With the LHC, the scientists at CERN hope to gain new information about the origin of the Universe. And the new detector Anne and her team are constructing will help them to do so. “This machine can take more than one billion pictures per second with one million pixels per picture,” Anne explained. “But how do you detect particles that you don’t know?” a young girl wanted to know. “Thanks to computer models, we know pretty well what to expect,” Anne replied. “Nevertheless the unexpected happens. That’s always thrilling and sends the theoreticians back to their desks.”
But it wasn’t only the scientific aspect of Anne’s work in which the young listeners expressed an interest. When it was their turn to ask questions, they wanted to know why she had chosen to be a physicist, a career in what (in their eyes) is still a man’s world. “I was always interested in books about the Big Bang,” Anne replied. “I guess I just wanted to know how it worked. And yes,” she added, “there are still more men around in this field than women. But that has never been a problem for me.”
From Geneva, the journey continued across the Atlantic Ocean to the Atacama Desert in Chile, where the German astronomer Daniel Kubas was expecting the virtual travellers from Munich. At six o’clock in the morning local time, Kubas had just returned from his night watch scanning the Universe with ESO’s impressive machine, the Very Large Telescope. Though obviously tired, he still had enough energy to explain all the questions about Einstein Rings, gravitational lenses and the capacity of the ESO telescope. Its resolution is comparable with the Hubble Space Telescope, Kubas said – and gave the young listeners a stunning example of what that means. “If there was a car driving on the Moon, we would be able to distinguish the two front lights.” But if they could do so, had they found any evidence that Americans had ever set foot on the Moon, a young listener wanted to know? Not yet, it seems.
At 12.25 GMT the satellite link switched back to Europe to connect the audience with Marco de Baar and Sandra Grünhagen at the Joint European Torus (JET) in Culham, UK. Sitting in the heart of ‘Ground Control’, the two physicists explained the principles and aims of fusion in general and in detail.
“When will the technique that will be tested in the ITER project, the next step in the development of fusion energy, be ready for commercial use?” the audience wanted to know.

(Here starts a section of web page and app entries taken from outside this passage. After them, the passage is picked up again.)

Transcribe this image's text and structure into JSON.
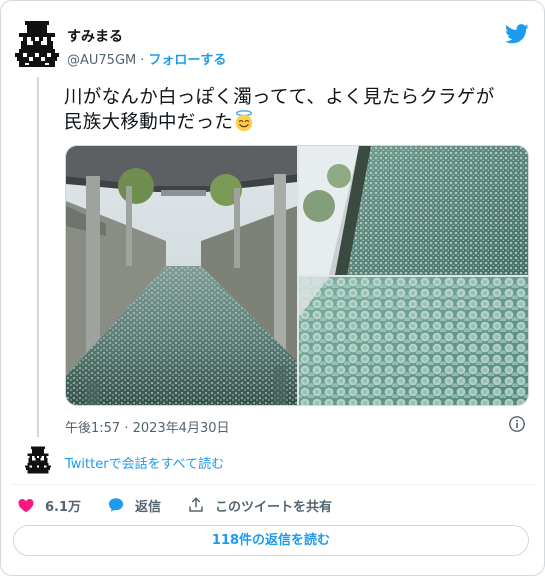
{
  "author": {
    "display_name": "すみまる",
    "handle": "@AU75GM",
    "separator": "·",
    "follow_label": "フォローする"
  },
  "tweet": {
    "text_line1": "川がなんか白っぽく濁ってて、よく見たらクラゲが",
    "text_line2": "民族大移動中だった",
    "emoji": "smiling-face-with-halo-icon",
    "timestamp": "午後1:57 · 2023年4月30日"
  },
  "media": [
    {
      "name": "river-under-bridge-photo"
    },
    {
      "name": "river-surface-photo"
    },
    {
      "name": "jellyfish-closeup-photo"
    }
  ],
  "thread": {
    "read_more_label": "Twitterで会話をすべて読む"
  },
  "actions": {
    "like_count": "6.1万",
    "reply_label": "返信",
    "share_label": "このツイートを共有"
  },
  "read_replies_label": "118件の返信を読む",
  "colors": {
    "accent": "#1d9bf0",
    "like": "#f91880",
    "secondary_text": "#536471",
    "border": "#cfd9de"
  }
}
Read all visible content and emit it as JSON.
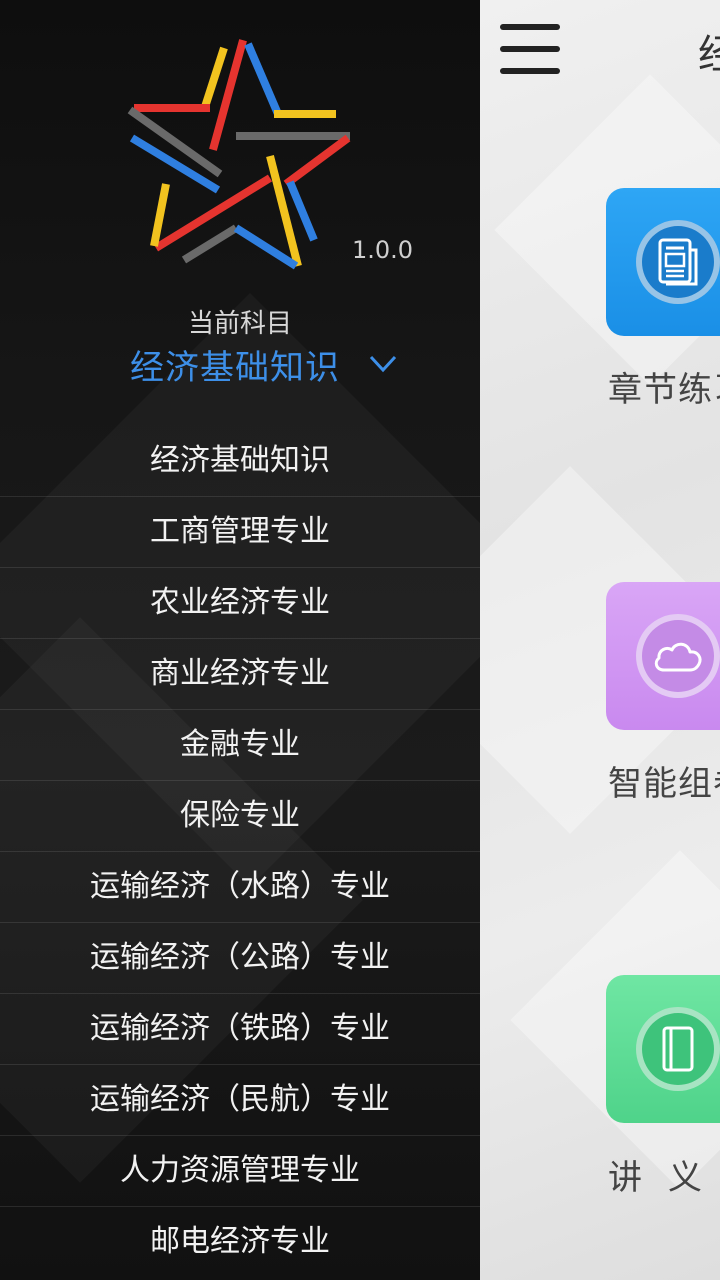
{
  "app": {
    "title": "经济基础知识",
    "version": "1.0.0"
  },
  "drawer": {
    "current_subject_caption": "当前科目",
    "current_subject": "经济基础知识",
    "subjects": [
      "经济基础知识",
      "工商管理专业",
      "农业经济专业",
      "商业经济专业",
      "金融专业",
      "保险专业",
      "运输经济（水路）专业",
      "运输经济（公路）专业",
      "运输经济（铁路）专业",
      "运输经济（民航）专业",
      "人力资源管理专业",
      "邮电经济专业"
    ]
  },
  "main": {
    "features": [
      {
        "label": "章节练习",
        "icon": "document-icon"
      },
      {
        "label": "智能组卷",
        "icon": "cloud-icon"
      },
      {
        "label": "讲义",
        "icon": "book-icon"
      }
    ]
  },
  "colors": {
    "accent": "#3d8fe8",
    "chapter_tile": "#1a8fe6",
    "smart_tile": "#c989ef",
    "lecture_tile": "#4fd38a"
  }
}
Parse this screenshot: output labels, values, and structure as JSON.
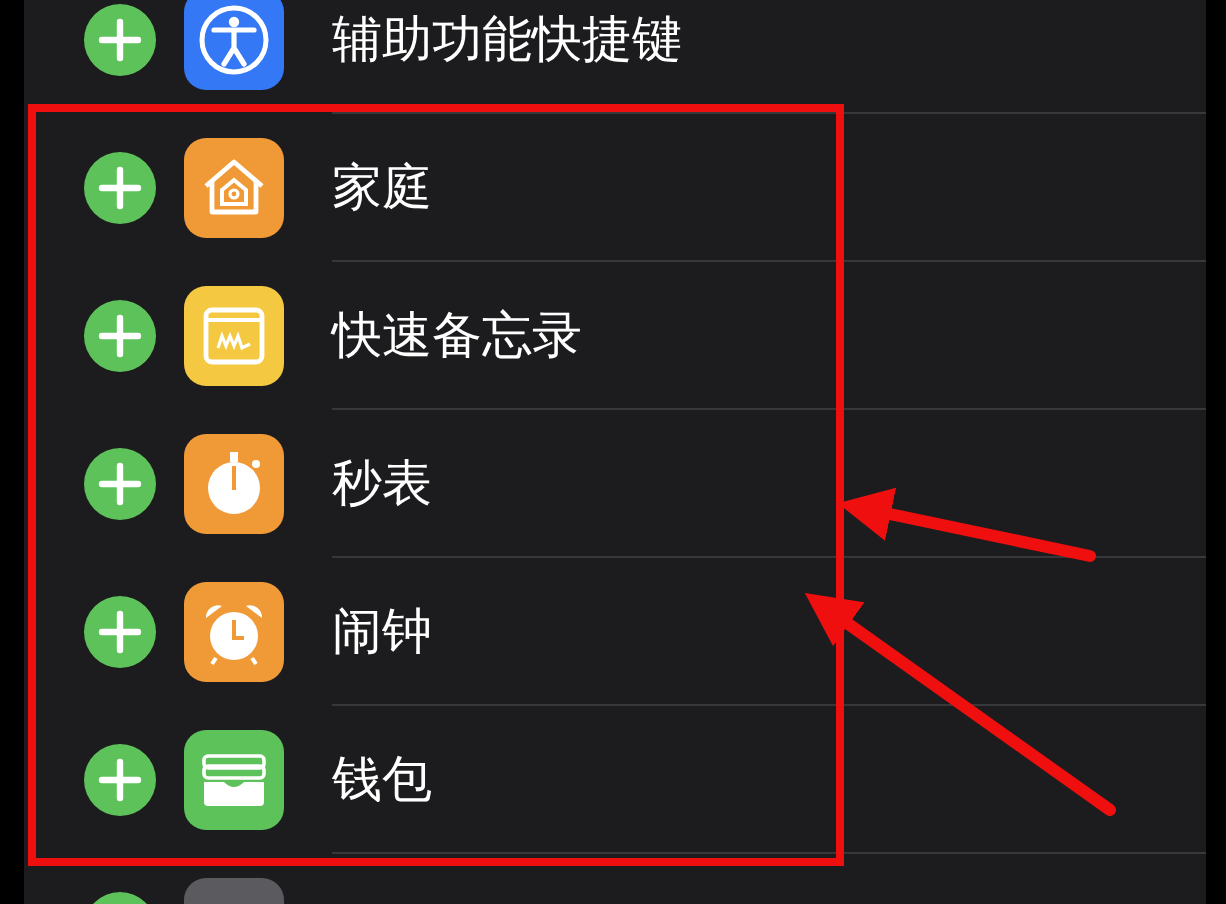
{
  "items": [
    {
      "label": "辅助功能快捷键",
      "kind": "accessibility",
      "color": "#3478f6"
    },
    {
      "label": "家庭",
      "kind": "home",
      "color": "#f09a37"
    },
    {
      "label": "快速备忘录",
      "kind": "note",
      "color": "#f5c842"
    },
    {
      "label": "秒表",
      "kind": "stopwatch",
      "color": "#f09a37"
    },
    {
      "label": "闹钟",
      "kind": "alarm",
      "color": "#f09a37"
    },
    {
      "label": "钱包",
      "kind": "wallet",
      "color": "#5ec25a"
    },
    {
      "kind": "unknown",
      "color": "#5b5b5f"
    }
  ],
  "annotations": [
    {
      "kind": "box"
    },
    {
      "kind": "arrow"
    },
    {
      "kind": "arrow"
    }
  ]
}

The answer? If ITER is a success, the first commercial fusion power plants are expected in some 40 years.
“What is work like at an international place like JET?” The response: “Thrilling”. This big project involves not only many different nationalities, but also different cultures.
Finally, “Is there a chance for engineers to participate?” ITER is a large, complex device, which will be used by physicists, but is largely being developed and built by engineers. So there are lots of possibilities!
The final stop on the round-the-world trip was Grenoble, home to the European Synchrotron Radiation Facility (ESRF), the European Molecular Biology Laboratory (EMBL) and the Institut Laue-Langevin (ILL). Although the laboratories use different methods, neutron-beam or X-ray, some of their work overlaps: investigating the structures of molecules and proteins. The results of their research deliver important information for the development of drug treatments as well as new materials. “Sometimes we test very old ones too,” Christoph Müller explained, live from his lab at EMBL. “For example, we are currently investigating what gives wood its excellent mechanical properties.”
One and a half hours after takeoff in Geneva, the trip to the frontiers of science returned to the cinema theatre in Munich. A trip that might be just the beginning of a promising journey of investigation for some of the audience.